Many local museums and attractions offer homeschool days. These are usually days or times when they are open to the homeschooling community exclusively or at a discounted rate. Beyond giving you the opportunity to check out a cool new attraction, you can use homeschool days for field trips.
Homeschool days are also a great opportunity to meet other local homeschoolers for you and your child. Who knows, she might just discover a new friend who shares her interest in art or wild animals.
If you haven’t thought about joining a co-op, I’d encourage you to check out local co-ops as a way to help provide a sense of community for your whole family. There are all kinds of different homeschool co-ops and you’re sure to find one that works well for your family.
Co-ops are groups of homeschooling families that work together to help provide their children with new opportunities in the form of special classes, field trips, projects, and social activities. These groups range in size from just a few families to several hundred children.
We are currently participating in gymnastics. There are all kinds of sports opportunities for children and many teachers and coaches even offer special classes or teams just for homeschooled children. Whether you’re taking gymnastics or dance classes, joining a local wrestling club, or playing softball or basketball with the local Parks & Recreation team… sports are an excellent way for your kids to interact with other kids their age.
There are all kinds of benefits to having your children participate in sports: healthy physical activity, learning good sportsmanship, etc. On top of that, playing sports can provide a framework for interaction for kids that might be shy or struggle socially.
Boy Scouts and Girl Scouts
Boy Scout and Girl Scout troops are open to all children in the community which often makes them a great fit for homeschool kids. You can find a local troop to participate in here:
Wild + Free Groups
Wild + Free groups are made up of homeschooling moms and kids who come together for all kinds of outings and gatherings. In a wild + free group, families share their love of nature and wonder over creation together. There are play groups, nature outings, field trips, book clubs, and more. It’s a great way to meet a community of like minded moms for yourself and introduce your only child to lots of other kids she can explore and learn with throughout the year.

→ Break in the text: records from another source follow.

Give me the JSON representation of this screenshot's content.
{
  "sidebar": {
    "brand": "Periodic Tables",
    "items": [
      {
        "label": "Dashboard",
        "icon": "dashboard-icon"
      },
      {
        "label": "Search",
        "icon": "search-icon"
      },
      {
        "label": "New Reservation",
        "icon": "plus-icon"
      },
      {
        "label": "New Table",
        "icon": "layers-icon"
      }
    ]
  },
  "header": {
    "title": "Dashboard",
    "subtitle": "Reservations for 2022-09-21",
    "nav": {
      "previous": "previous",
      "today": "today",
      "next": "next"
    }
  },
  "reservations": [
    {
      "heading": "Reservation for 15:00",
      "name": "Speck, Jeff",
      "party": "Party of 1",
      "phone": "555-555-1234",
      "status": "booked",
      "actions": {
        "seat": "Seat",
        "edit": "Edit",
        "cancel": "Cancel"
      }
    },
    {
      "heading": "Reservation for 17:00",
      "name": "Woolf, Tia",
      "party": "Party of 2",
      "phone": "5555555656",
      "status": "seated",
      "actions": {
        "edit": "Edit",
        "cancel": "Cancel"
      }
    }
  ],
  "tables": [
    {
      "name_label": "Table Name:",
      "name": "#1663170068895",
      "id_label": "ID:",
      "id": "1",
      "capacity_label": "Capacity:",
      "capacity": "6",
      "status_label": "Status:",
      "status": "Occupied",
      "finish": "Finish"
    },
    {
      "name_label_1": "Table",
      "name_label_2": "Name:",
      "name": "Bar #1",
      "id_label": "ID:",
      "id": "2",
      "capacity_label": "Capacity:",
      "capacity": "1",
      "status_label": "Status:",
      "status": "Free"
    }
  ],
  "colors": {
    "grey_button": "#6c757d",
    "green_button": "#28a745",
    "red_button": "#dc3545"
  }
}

In the end, just being out in your community offers lots of opportunities to practice socialization. Your weekly trip to the grocery store, an outing to the post office, and even eating dinner at a restaurant are great ways to practice appropriate social skills with your child.
Additional Resources For Homeschooling An Only Child
Check out these additional resources and videos for even more information about the big socialization question and how your only child can thrive with homeschooling:
- Can I Really Homeschool an Only Child?
- Top Myths About Homeschooling an Only Child
- When Homeschooling an Only Child is Hard
- Homeschooling an Only Child for the First Time
Share your favorite ways to answer the socialization question in the comment section. I’d love to read more about how you approach socialization with your homeschool child and your favorite tips for providing fun social opportunities too.